  • Increased engagement from the campus community in setting technology priorities.
  • More strategic technology spending.
  • Technology changes become increasingly proactive.
  • IT planning is sufficiently agile to support strategic opportunities.

Measures of Success

  • Academic and administrative stakeholders are included in IT planning.
  • The IT Master Plan is referenced in university strategic planning and decision-making.
  • Annual milestones on the established planning cycle have been met.
  • Plan updates are based on constituent input and are shared widely.
  • Annual reviews of the Plan demonstrate significant progress on initiatives.
  • Technology spending and decisions align with the Plan.
  • Annual reviews of the Plan reflect alignment with university strategy.

>Contextual Information

Peer Institution Research

Both Arizona State University (ASU) and George Mason University (GMU) have created IT strategic plans. While the plan at ASU is more reactive than proactive, the plan was developed to tie the technology vision to the strategic plan of the University.

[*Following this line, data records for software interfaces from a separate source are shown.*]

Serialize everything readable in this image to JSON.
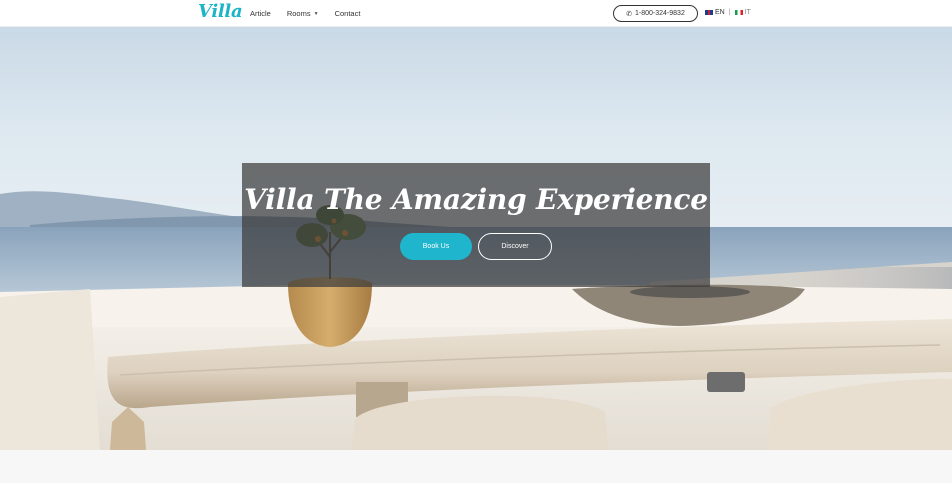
{
  "header": {
    "logo": "Villa",
    "menu": [
      {
        "label": "Article",
        "has_dropdown": false
      },
      {
        "label": "Rooms",
        "has_dropdown": true
      },
      {
        "label": "Contact",
        "has_dropdown": false
      }
    ],
    "phone_icon": "phone-icon",
    "phone": "1-800-324-9832",
    "languages": [
      {
        "code": "EN",
        "flag": "uk-flag-icon",
        "active": true
      },
      {
        "code": "IT",
        "flag": "italy-flag-icon",
        "active": false
      }
    ],
    "lang_separator": "|"
  },
  "hero": {
    "headline": "Villa The Amazing Experience",
    "primary_button": "Book Us",
    "secondary_button": "Discover",
    "image": "terrace-sea-view-photo"
  },
  "colors": {
    "accent": "#1eb4c8",
    "overlay": "rgba(60,60,60,0.72)"
  }
}
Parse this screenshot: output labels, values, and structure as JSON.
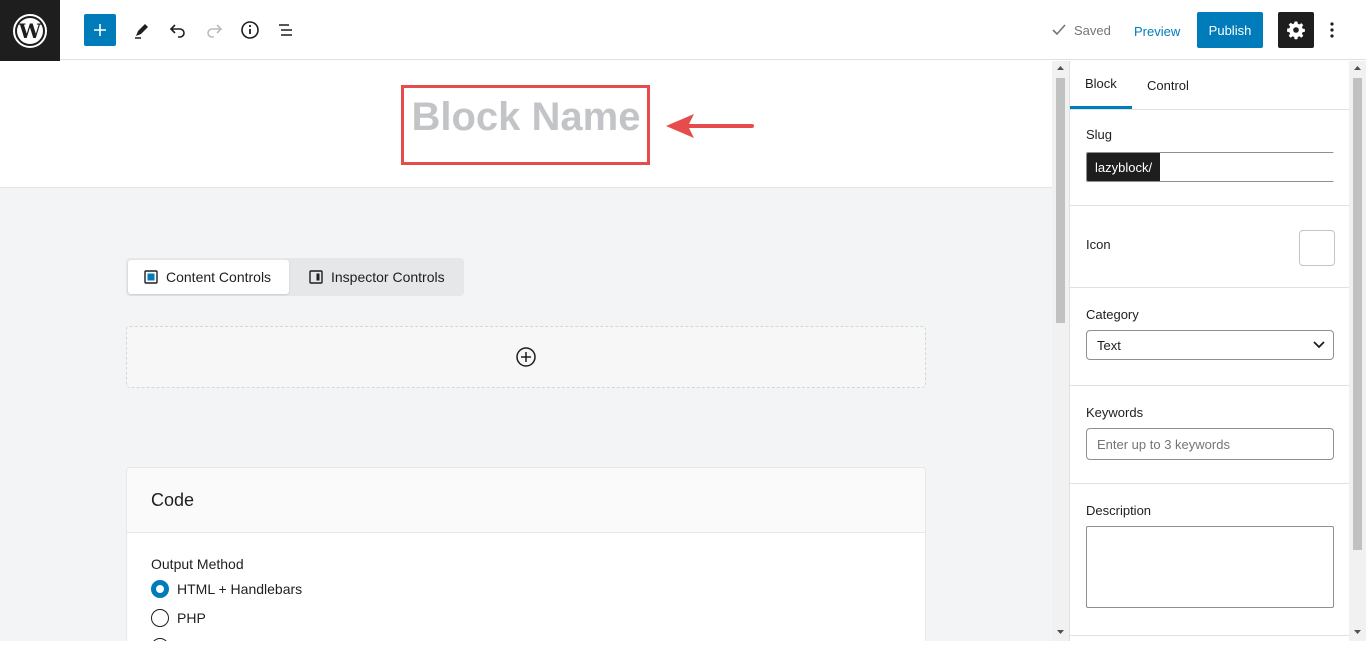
{
  "toolbar": {
    "logo": "wordpress-icon",
    "add_block": "plus-icon",
    "tools": [
      "pencil-icon",
      "undo-icon",
      "redo-icon",
      "info-icon",
      "list-view-icon"
    ],
    "saved_label": "Saved",
    "preview_label": "Preview",
    "publish_label": "Publish",
    "settings_icon": "gear-icon",
    "more_icon": "vertical-ellipsis-icon"
  },
  "editor": {
    "title_placeholder": "Block Name",
    "tabs": [
      {
        "label": "Content Controls",
        "icon": "content-controls-icon",
        "active": true
      },
      {
        "label": "Inspector Controls",
        "icon": "inspector-controls-icon",
        "active": false
      }
    ],
    "add_control_icon": "plus-circle-icon",
    "code_panel": {
      "title": "Code",
      "output_label": "Output Method",
      "options": [
        {
          "label": "HTML + Handlebars",
          "checked": true
        },
        {
          "label": "PHP",
          "checked": false
        }
      ]
    }
  },
  "sidebar": {
    "tabs": [
      {
        "label": "Block",
        "active": true
      },
      {
        "label": "Control",
        "active": false
      }
    ],
    "slug": {
      "label": "Slug",
      "prefix": "lazyblock/",
      "value": ""
    },
    "icon": {
      "label": "Icon"
    },
    "category": {
      "label": "Category",
      "value": "Text"
    },
    "keywords": {
      "label": "Keywords",
      "placeholder": "Enter up to 3 keywords"
    },
    "description": {
      "label": "Description",
      "value": ""
    }
  },
  "colors": {
    "accent": "#007cba",
    "annotation": "#e74c4c",
    "dark": "#1e1e1e"
  }
}
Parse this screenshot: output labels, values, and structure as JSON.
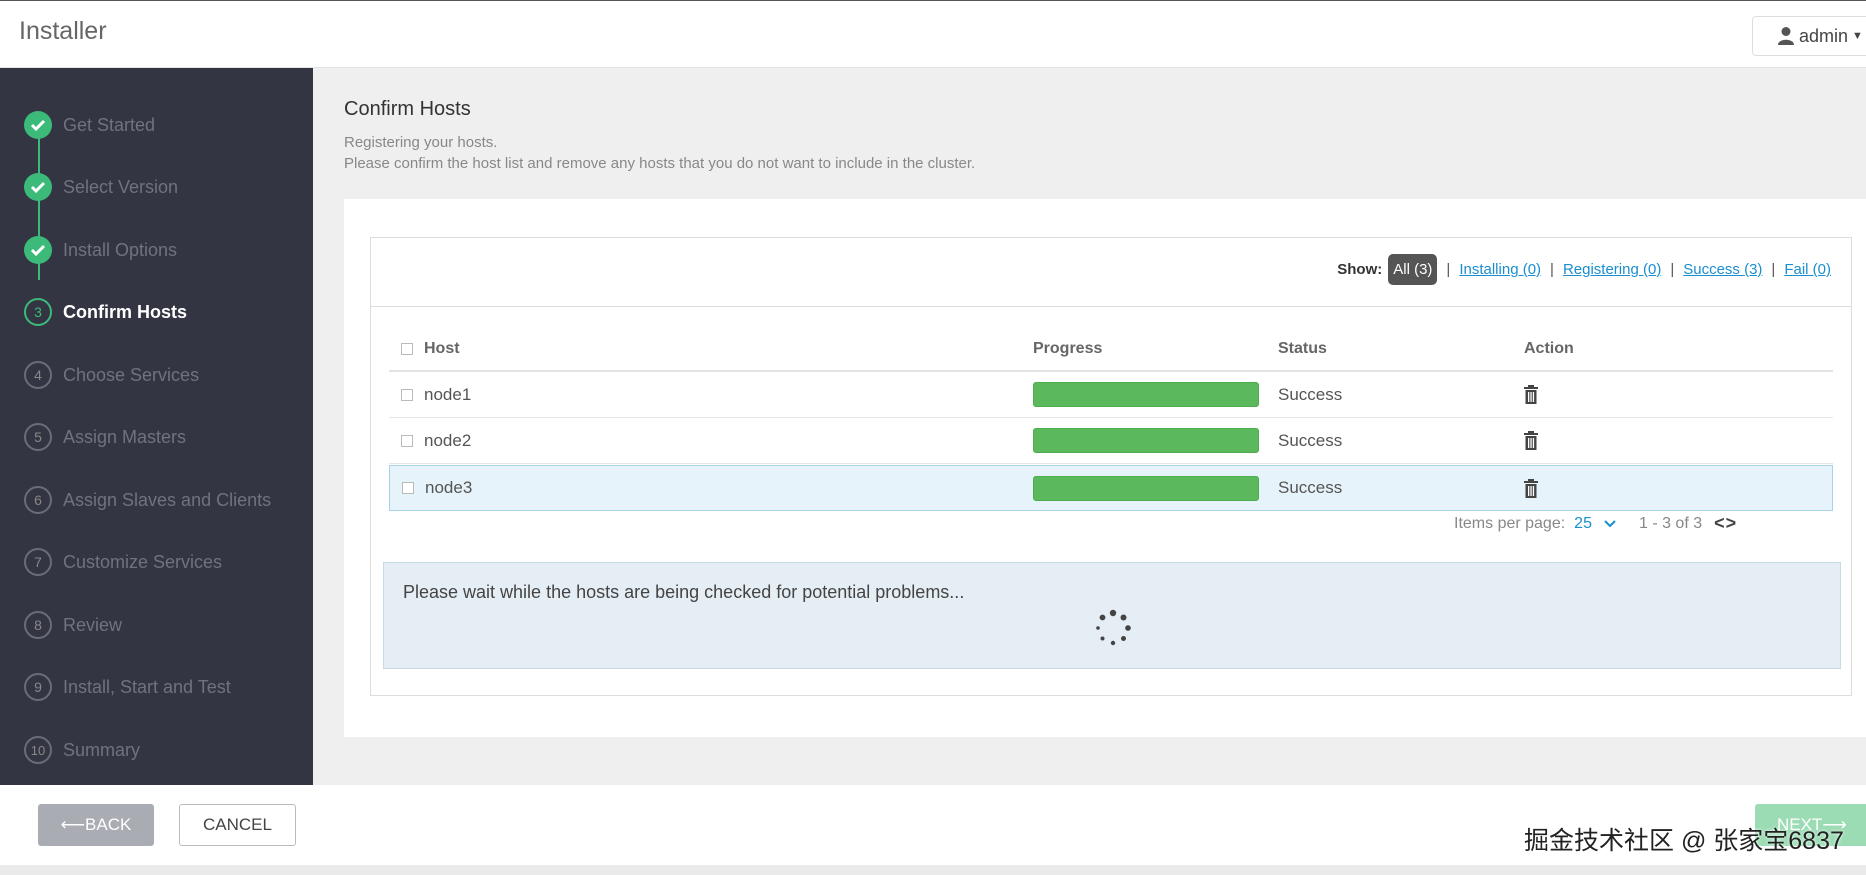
{
  "header": {
    "app_title": "Installer",
    "user": "admin"
  },
  "sidebar": {
    "steps": [
      {
        "number": "",
        "label": "Get Started",
        "state": "done"
      },
      {
        "number": "",
        "label": "Select Version",
        "state": "done"
      },
      {
        "number": "",
        "label": "Install Options",
        "state": "done"
      },
      {
        "number": "3",
        "label": "Confirm Hosts",
        "state": "current"
      },
      {
        "number": "4",
        "label": "Choose Services",
        "state": "pending"
      },
      {
        "number": "5",
        "label": "Assign Masters",
        "state": "pending"
      },
      {
        "number": "6",
        "label": "Assign Slaves and Clients",
        "state": "pending"
      },
      {
        "number": "7",
        "label": "Customize Services",
        "state": "pending"
      },
      {
        "number": "8",
        "label": "Review",
        "state": "pending"
      },
      {
        "number": "9",
        "label": "Install, Start and Test",
        "state": "pending"
      },
      {
        "number": "10",
        "label": "Summary",
        "state": "pending"
      }
    ]
  },
  "main": {
    "title": "Confirm Hosts",
    "description_1": "Registering your hosts.",
    "description_2": "Please confirm the host list and remove any hosts that you do not want to include in the cluster."
  },
  "filters": {
    "show_label": "Show:",
    "all": "All (3)",
    "installing": "Installing (0)",
    "registering": "Registering (0)",
    "success": "Success (3)",
    "fail": "Fail (0)",
    "separator": "|"
  },
  "table": {
    "headers": {
      "host": "Host",
      "progress": "Progress",
      "status": "Status",
      "action": "Action"
    },
    "rows": [
      {
        "host": "node1",
        "progress": 1.0,
        "status": "Success",
        "highlighted": false
      },
      {
        "host": "node2",
        "progress": 1.0,
        "status": "Success",
        "highlighted": false
      },
      {
        "host": "node3",
        "progress": 1.0,
        "status": "Success",
        "highlighted": true
      }
    ]
  },
  "pager": {
    "items_per_page_label": "Items per page:",
    "items_per_page_value": "25",
    "range": "1 - 3 of 3",
    "nav": "<>"
  },
  "wait_message": "Please wait while the hosts are being checked for potential problems...",
  "footer": {
    "back_label": "BACK",
    "cancel_label": "CANCEL",
    "next_label": "NEXT",
    "credit": "掘金技术社区 @ 张家宝6837"
  },
  "colors": {
    "sidebar_bg": "#333542",
    "step_done": "#3cba7a",
    "progress_bar": "#5cb85c",
    "link": "#1a8ecf",
    "next_button": "#9cdcb5"
  },
  "icons": [
    "user-icon",
    "caret-down-icon",
    "check-icon",
    "trash-icon",
    "chevron-down-icon",
    "spinner-icon",
    "arrow-left-icon",
    "arrow-right-icon"
  ]
}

The University of Oregon (UO) has established a Campus Technology Counsel whose scope includes defining a strategic vision and plan for technology services that is aligned with the strategic direction and mission of the university. The Council has purview over instructional, research, and administrative computing strategic planning, including technology infrastructure and appropriate balancing of central and distributed technology resources.